There further is provided in FIG. 7 a back-up roller 698 that is disposed laterally opposite the following roller 710 so as to provide back-up therefor and to increase the effectiveness of the following roller 710 in feeding the shingled stream 160 into the container 170.

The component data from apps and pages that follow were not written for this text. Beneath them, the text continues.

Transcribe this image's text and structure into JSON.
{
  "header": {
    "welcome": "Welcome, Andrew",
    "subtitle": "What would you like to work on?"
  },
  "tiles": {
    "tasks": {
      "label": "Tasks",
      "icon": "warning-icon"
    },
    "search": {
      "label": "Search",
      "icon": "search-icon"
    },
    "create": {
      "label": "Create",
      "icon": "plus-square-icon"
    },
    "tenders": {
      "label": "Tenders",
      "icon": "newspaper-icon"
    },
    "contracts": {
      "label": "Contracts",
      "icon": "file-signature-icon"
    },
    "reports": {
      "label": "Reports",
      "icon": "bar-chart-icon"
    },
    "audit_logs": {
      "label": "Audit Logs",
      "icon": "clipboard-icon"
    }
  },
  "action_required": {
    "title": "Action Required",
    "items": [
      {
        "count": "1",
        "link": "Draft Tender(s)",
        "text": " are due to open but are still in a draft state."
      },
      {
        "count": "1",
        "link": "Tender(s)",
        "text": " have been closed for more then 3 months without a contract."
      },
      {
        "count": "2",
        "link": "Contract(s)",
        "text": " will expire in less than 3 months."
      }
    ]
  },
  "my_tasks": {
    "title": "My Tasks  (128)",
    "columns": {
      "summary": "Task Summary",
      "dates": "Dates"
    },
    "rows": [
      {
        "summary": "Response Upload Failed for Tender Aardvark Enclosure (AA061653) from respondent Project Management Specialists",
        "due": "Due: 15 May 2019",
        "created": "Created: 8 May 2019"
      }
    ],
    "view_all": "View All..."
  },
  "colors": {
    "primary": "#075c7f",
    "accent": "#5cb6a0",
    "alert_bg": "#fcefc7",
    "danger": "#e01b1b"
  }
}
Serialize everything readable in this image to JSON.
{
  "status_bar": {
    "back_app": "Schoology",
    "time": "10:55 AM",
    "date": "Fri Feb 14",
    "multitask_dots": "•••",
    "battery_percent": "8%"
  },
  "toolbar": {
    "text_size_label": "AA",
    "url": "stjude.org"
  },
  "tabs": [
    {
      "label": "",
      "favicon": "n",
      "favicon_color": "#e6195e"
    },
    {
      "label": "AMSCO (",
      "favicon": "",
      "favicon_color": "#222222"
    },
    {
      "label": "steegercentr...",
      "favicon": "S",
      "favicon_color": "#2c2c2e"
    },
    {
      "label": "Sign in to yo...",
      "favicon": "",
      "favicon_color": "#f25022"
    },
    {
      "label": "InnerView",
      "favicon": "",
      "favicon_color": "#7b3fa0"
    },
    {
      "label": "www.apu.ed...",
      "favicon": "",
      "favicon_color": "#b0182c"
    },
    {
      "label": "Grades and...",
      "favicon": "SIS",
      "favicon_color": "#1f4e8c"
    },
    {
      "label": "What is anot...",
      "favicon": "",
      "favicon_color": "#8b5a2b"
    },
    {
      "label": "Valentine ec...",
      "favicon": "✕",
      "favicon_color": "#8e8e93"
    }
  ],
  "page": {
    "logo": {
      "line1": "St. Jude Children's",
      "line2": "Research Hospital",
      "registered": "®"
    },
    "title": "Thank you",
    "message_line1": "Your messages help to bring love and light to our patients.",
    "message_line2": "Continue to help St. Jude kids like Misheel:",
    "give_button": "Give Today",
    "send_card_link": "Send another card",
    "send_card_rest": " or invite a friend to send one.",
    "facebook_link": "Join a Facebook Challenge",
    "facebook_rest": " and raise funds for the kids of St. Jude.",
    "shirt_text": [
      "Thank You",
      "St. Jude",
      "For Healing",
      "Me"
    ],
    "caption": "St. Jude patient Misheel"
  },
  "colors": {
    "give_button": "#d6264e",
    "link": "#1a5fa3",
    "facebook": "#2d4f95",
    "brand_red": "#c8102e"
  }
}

A cycle of operation of the stacking system of FIG. 7 will now be given. A supply of the containers 170 is placed upon the conveyor belt 135 and a shingled stream 160 of flat articles is fed to the transfer conveyor 680, gaps being generated in the shingled stream 160 at intervals that correspond to a full stack 167 in one of the containers 170. As the leading flat article after a gap in the shingled stream 160 is fed along the conveying section 685, the left hand end of a container 170 is disposed just a short distance away from the delivery end 695, specifically the lowermost reach disposed to the left and above the delivery roller 696. The shingled stream 160 is fed by the following roller 710 and the adjacent reach of the pinch belt 691 downwardly and almost to the bottom of the container 170, the inertia imparted by the following roller 710 and the coupling force of the shingled stream 160 aiding in carrying the individual flat articles to the bottom 171 of the container 170. The conveyor belt 135 is moving continuously to the left at a speed such that the stack 167 is formed and grows at the same speed as that of movement of the containers 170. The tamping mechanism 740 serves to push each individual flat article in the stack 167 to the lowermost position thereof.

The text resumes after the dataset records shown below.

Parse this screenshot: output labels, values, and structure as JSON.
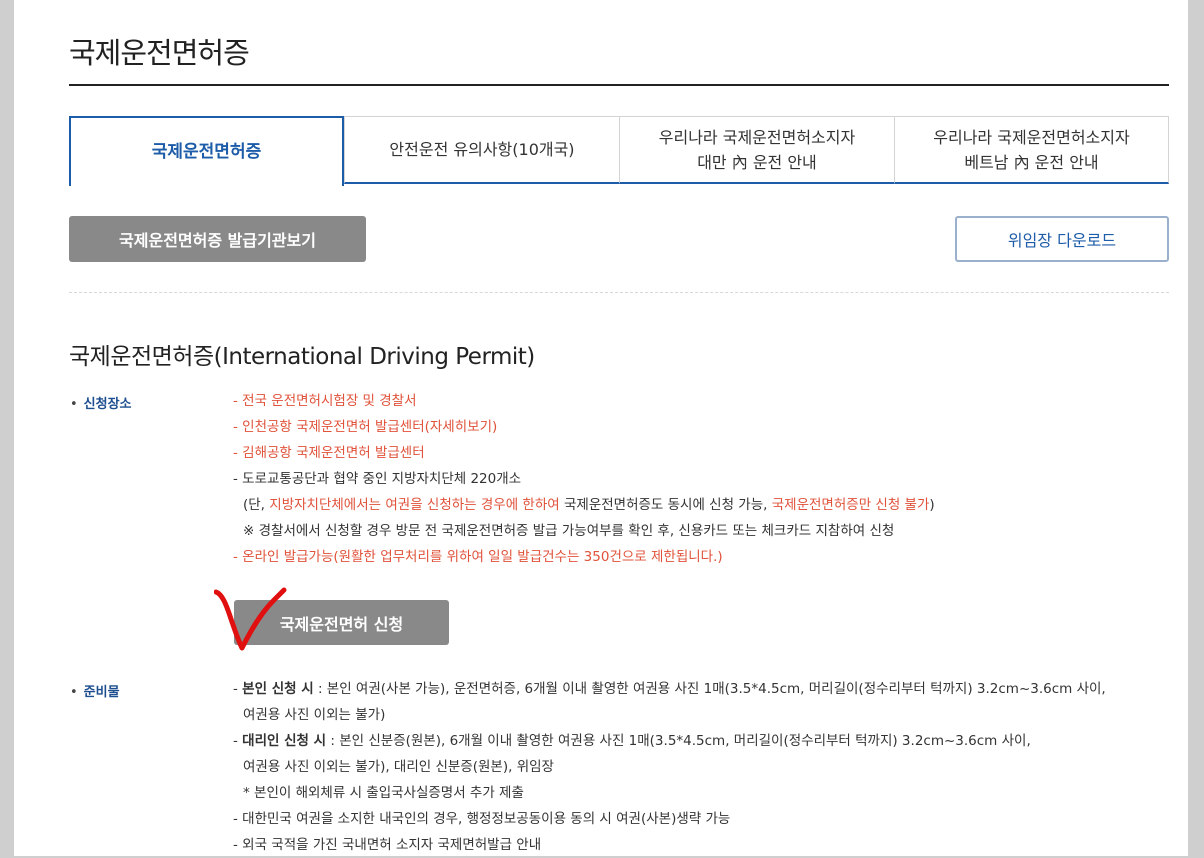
{
  "page_title": "국제운전면허증",
  "tabs": [
    {
      "line1": "국제운전면허증",
      "line2": ""
    },
    {
      "line1": "안전운전 유의사항(10개국)",
      "line2": ""
    },
    {
      "line1": "우리나라 국제운전면허소지자",
      "line2": "대만 內 운전 안내"
    },
    {
      "line1": "우리나라 국제운전면허소지자",
      "line2": "베트남 內 운전 안내"
    }
  ],
  "buttons": {
    "issuers": "국제운전면허증 발급기관보기",
    "download": "위임장 다운로드",
    "apply": "국제운전면허 신청"
  },
  "section_title": "국제운전면허증(International Driving Permit)",
  "apply_place": {
    "label": "신청장소",
    "l1": "- 전국 운전면허시험장 및 경찰서",
    "l2": "- 인천공항 국제운전면허 발급센터(자세히보기)",
    "l3": "- 김해공항 국제운전면허 발급센터",
    "l4": "- 도로교통공단과 협약 중인 지방자치단체 220개소",
    "l5a": "(단, ",
    "l5b": "지방자치단체에서는 여권을 신청하는 경우에 한하여",
    "l5c": " 국제운전면허증도 동시에 신청 가능, ",
    "l5d": "국제운전면허증만 신청 불가",
    "l5e": ")",
    "l6": "※ 경찰서에서 신청할 경우 방문 전 국제운전면허증 발급 가능여부를 확인 후, 신용카드 또는 체크카드 지참하여 신청",
    "l7": "- 온라인 발급가능(원활한 업무처리를 위하여 일일 발급건수는 350건으로 제한됩니다.)"
  },
  "prep": {
    "label": "준비물",
    "p1_dash": "- ",
    "p1_bold": "본인 신청 시",
    "p1_rest": " : 본인 여권(사본 가능), 운전면허증, 6개월 이내 촬영한 여권용 사진 1매(3.5*4.5cm, 머리길이(정수리부터 턱까지) 3.2cm~3.6cm 사이,",
    "p2": "여권용 사진 이외는 불가)",
    "p3_dash": "- ",
    "p3_bold": "대리인 신청 시",
    "p3_rest": " : 본인 신분증(원본), 6개월 이내 촬영한 여권용 사진 1매(3.5*4.5cm, 머리길이(정수리부터 턱까지) 3.2cm~3.6cm 사이,",
    "p4": "여권용 사진 이외는 불가), 대리인 신분증(원본), 위임장",
    "p5": "* 본인이 해외체류 시 출입국사실증명서 추가 제출",
    "p6": "- 대한민국 여권을 소지한 내국인의 경우, 행정정보공동이용 동의 시 여권(사본)생략 가능",
    "p7": "- 외국 국적을 가진 국내면허 소지자 국제면허발급 안내"
  },
  "colors": {
    "accent": "#1d5ca8",
    "red": "#e0523a",
    "button_gray": "#898989",
    "check_mark": "#e01010"
  }
}
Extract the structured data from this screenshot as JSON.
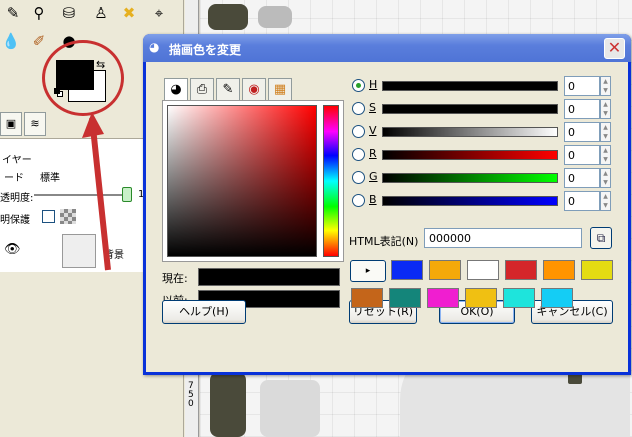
{
  "toolbox": {
    "layer_header": "イヤー",
    "mode_label": "ード",
    "mode_value": "標準",
    "opacity_label": "透明度:",
    "opacity_value_partial": "1",
    "lock_label": "明保護",
    "layer_name": "背景",
    "ruler_label": "750"
  },
  "dialog": {
    "title": "描画色を変更",
    "close_label": "✕",
    "current_label": "現在:",
    "previous_label": "以前:",
    "current_color": "#000000",
    "previous_color": "#000000",
    "channels": [
      {
        "label": "H",
        "value": "0",
        "selected": true
      },
      {
        "label": "S",
        "value": "0",
        "selected": false
      },
      {
        "label": "V",
        "value": "0",
        "selected": false
      },
      {
        "label": "R",
        "value": "0",
        "selected": false
      },
      {
        "label": "G",
        "value": "0",
        "selected": false
      },
      {
        "label": "B",
        "value": "0",
        "selected": false
      }
    ],
    "html_label": "HTML表記(N)",
    "html_value": "000000",
    "history_button": "▸",
    "history_colors": [
      "#0a2af5",
      "#f5a90a",
      "#ffffff",
      "#d4262a",
      "#ff9400",
      "#e4dc12",
      "#c4651a",
      "#14857a",
      "#f01ed0",
      "#f0c012",
      "#1ee4dc",
      "#14cdf5"
    ],
    "buttons": {
      "help": "ヘルプ(H)",
      "reset": "リセット(R)",
      "ok": "OK(O)",
      "cancel": "キャンセル(C)"
    }
  }
}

As the stack 167 approaches the righthand end wall 173 of the container 170, a gap is generated in the shingled stream 160 and the gap arrives at the following roller 710 as the delivery end 695 is about to exit from the just-filled container 170. At this time the conveyor belt 135 is preferably jogged quickly to place the next empty container 170 in position with the lefthand portion of the lowermost reach of the pinch belt 691 disposed just to the right of the inner surface of the lefthand end wall 173. The leading edge of the shingled stream 160 is now fed past the following roller 710 and into the container 170, thus to repeat the stacking operation.

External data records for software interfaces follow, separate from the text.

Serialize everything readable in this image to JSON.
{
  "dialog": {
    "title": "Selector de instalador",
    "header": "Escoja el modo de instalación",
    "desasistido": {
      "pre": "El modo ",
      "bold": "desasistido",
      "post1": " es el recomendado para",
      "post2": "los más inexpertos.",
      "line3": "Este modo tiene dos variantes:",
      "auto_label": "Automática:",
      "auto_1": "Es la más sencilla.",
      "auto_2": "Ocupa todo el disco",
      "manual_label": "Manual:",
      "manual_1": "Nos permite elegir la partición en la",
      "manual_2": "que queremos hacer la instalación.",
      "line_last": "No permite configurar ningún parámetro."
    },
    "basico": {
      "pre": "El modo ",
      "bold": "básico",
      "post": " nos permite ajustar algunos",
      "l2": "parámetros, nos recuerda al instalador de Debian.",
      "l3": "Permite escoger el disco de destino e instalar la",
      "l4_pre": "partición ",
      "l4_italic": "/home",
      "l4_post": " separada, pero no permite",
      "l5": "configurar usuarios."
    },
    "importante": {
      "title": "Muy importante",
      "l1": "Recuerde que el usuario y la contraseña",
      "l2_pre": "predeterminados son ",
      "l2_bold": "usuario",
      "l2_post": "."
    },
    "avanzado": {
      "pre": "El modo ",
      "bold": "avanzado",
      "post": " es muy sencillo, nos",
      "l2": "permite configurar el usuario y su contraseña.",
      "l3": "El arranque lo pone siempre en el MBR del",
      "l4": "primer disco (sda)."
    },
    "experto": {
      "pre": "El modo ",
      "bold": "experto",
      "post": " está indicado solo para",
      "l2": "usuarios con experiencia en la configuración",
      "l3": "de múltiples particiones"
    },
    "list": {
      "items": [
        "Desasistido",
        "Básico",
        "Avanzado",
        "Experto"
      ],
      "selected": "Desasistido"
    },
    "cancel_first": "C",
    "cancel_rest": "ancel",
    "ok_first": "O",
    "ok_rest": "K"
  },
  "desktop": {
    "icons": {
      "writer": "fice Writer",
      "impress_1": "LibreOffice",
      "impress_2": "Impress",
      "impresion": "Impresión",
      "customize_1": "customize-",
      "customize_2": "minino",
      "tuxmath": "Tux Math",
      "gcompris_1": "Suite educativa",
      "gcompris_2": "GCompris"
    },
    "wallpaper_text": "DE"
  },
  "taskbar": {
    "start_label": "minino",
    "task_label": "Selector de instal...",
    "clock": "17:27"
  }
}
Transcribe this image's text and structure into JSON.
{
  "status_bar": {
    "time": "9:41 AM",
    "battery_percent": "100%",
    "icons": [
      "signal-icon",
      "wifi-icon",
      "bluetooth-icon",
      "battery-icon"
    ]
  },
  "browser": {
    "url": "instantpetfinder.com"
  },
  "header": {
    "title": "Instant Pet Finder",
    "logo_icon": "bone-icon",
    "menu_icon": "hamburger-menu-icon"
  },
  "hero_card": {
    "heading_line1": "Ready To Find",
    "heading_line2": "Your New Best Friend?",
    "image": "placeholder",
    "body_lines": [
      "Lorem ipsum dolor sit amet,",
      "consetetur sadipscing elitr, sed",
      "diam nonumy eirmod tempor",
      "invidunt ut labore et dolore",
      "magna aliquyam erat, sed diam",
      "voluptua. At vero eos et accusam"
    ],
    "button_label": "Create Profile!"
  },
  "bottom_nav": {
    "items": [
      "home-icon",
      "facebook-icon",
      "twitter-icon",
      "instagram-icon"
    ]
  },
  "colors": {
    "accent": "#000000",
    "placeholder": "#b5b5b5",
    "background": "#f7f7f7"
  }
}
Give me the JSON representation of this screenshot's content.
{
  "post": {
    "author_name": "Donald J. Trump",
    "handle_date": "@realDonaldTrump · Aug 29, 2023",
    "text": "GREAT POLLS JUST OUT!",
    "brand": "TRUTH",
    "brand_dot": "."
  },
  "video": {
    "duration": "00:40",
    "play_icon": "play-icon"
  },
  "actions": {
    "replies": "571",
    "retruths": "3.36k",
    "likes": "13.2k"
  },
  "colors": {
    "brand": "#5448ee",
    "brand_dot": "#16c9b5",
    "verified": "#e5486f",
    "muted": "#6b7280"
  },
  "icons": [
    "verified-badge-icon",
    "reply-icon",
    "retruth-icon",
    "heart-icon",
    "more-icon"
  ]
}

While there have been described what are at present considered to be the preferred embodiments of the invention, it will be understood that various modifications may be made therein, and it is intended to cover in the appended claims all such modifications that fall within the true spirit and scope of the invention.